INFORMATION PROVIDED START
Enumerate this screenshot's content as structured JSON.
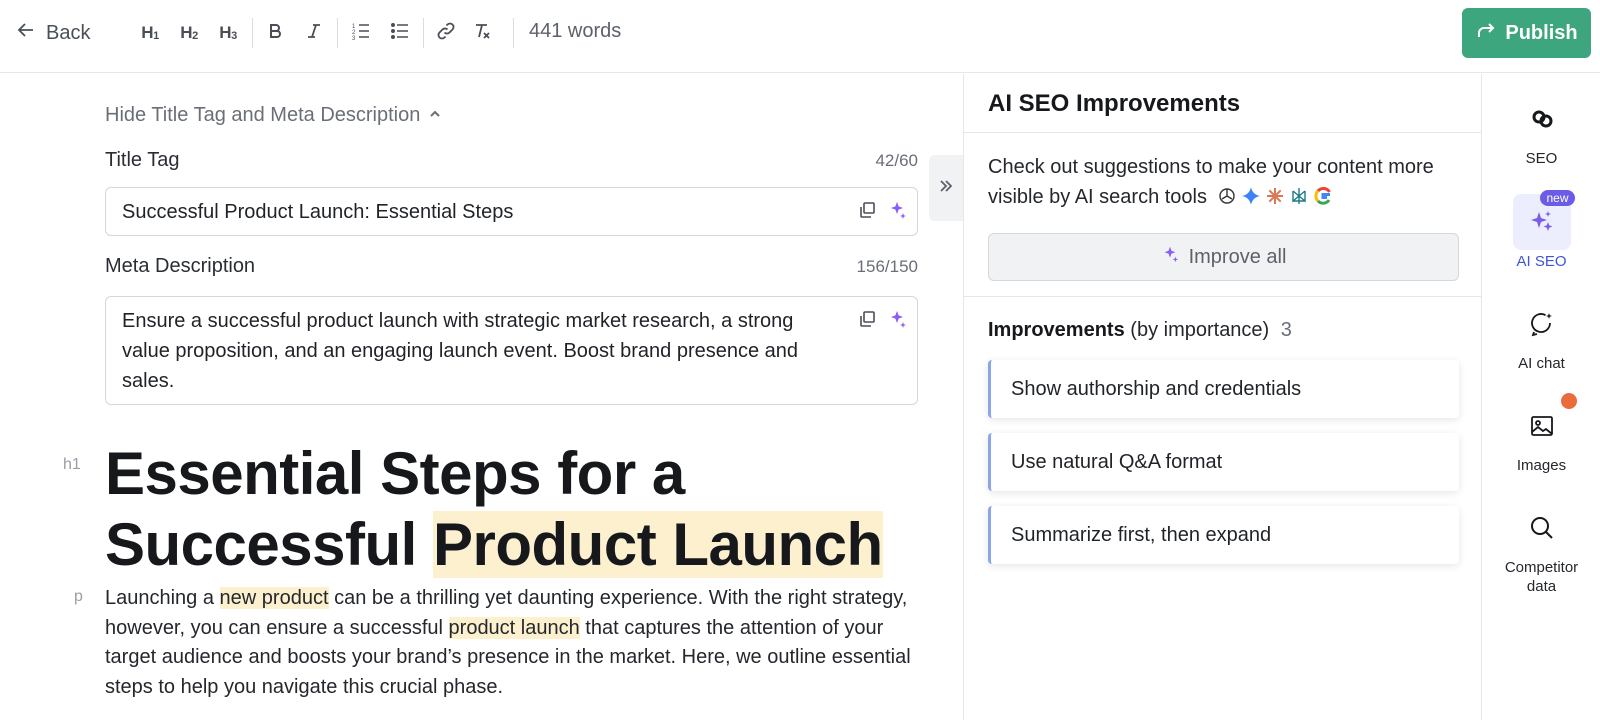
{
  "toolbar": {
    "back_label": "Back",
    "h1_label": "H",
    "h1_sub": "1",
    "h2_label": "H",
    "h2_sub": "2",
    "h3_label": "H",
    "h3_sub": "3",
    "word_count": "441 words",
    "publish_label": "Publish"
  },
  "meta": {
    "hide_toggle": "Hide Title Tag and Meta Description",
    "title_tag_label": "Title Tag",
    "title_tag_count": "42/60",
    "title_tag_value": "Successful Product Launch: Essential Steps",
    "meta_desc_label": "Meta Description",
    "meta_desc_count": "156/150",
    "meta_desc_value": "Ensure a successful product launch with strategic market research, a strong value proposition, and an engaging launch event. Boost brand presence and sales."
  },
  "content": {
    "h1_marker": "h1",
    "p_marker": "p",
    "heading_part1": "Essential Steps for a Successful ",
    "heading_highlight": "Product Launch",
    "para_1": "Launching a ",
    "para_hl_1": "new product",
    "para_2": " can be a thrilling yet daunting experience. With the right strategy, however, you can ensure a successful ",
    "para_hl_2": "product launch",
    "para_3": " that captures the attention of your target audience and boosts your brand’s presence in the market. Here, we outline essential steps to help you navigate this crucial phase."
  },
  "panel": {
    "title": "AI SEO Improvements",
    "description": "Check out suggestions to make your content more visible by AI search tools",
    "ai_tool_icons": [
      "openai-icon",
      "gemini-icon",
      "claude-icon",
      "perplexity-icon",
      "google-icon"
    ],
    "improve_all_label": "Improve all",
    "improvements_title": "Improvements",
    "improvements_subtitle": "(by importance)",
    "improvements_count": "3",
    "improvements": [
      {
        "label": "Show authorship and credentials"
      },
      {
        "label": "Use natural Q&A format"
      },
      {
        "label": "Summarize first, then expand"
      }
    ]
  },
  "rail": {
    "items": [
      {
        "label": "SEO",
        "icon": "seo-logo-icon"
      },
      {
        "label": "AI SEO",
        "icon": "sparkles-icon",
        "badge": "new",
        "active": true
      },
      {
        "label": "AI chat",
        "icon": "chat-sparkle-icon"
      },
      {
        "label": "Images",
        "icon": "image-icon",
        "notification": true
      },
      {
        "label": "Competitor data",
        "icon": "search-icon"
      }
    ]
  },
  "colors": {
    "publish_green": "#3ea67f",
    "highlight": "#fdf0cf",
    "active_blue": "#3d55d6",
    "new_badge": "#6b5ce7",
    "notification_dot": "#ea6c3c",
    "improvement_accent": "#8aa6e8"
  }
}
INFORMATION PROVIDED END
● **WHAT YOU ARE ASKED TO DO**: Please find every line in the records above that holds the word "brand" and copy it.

● **YOUR RESPONSE**:
    "meta_desc_value": "Ensure a successful product launch with strategic market research, a strong value proposition, and an engaging launch event. Boost brand presence and sales."
    "para_3": " that captures the attention of your target audience and boosts your brand’s presence in the market. Here, we outline essential steps to help you navigate this crucial phase."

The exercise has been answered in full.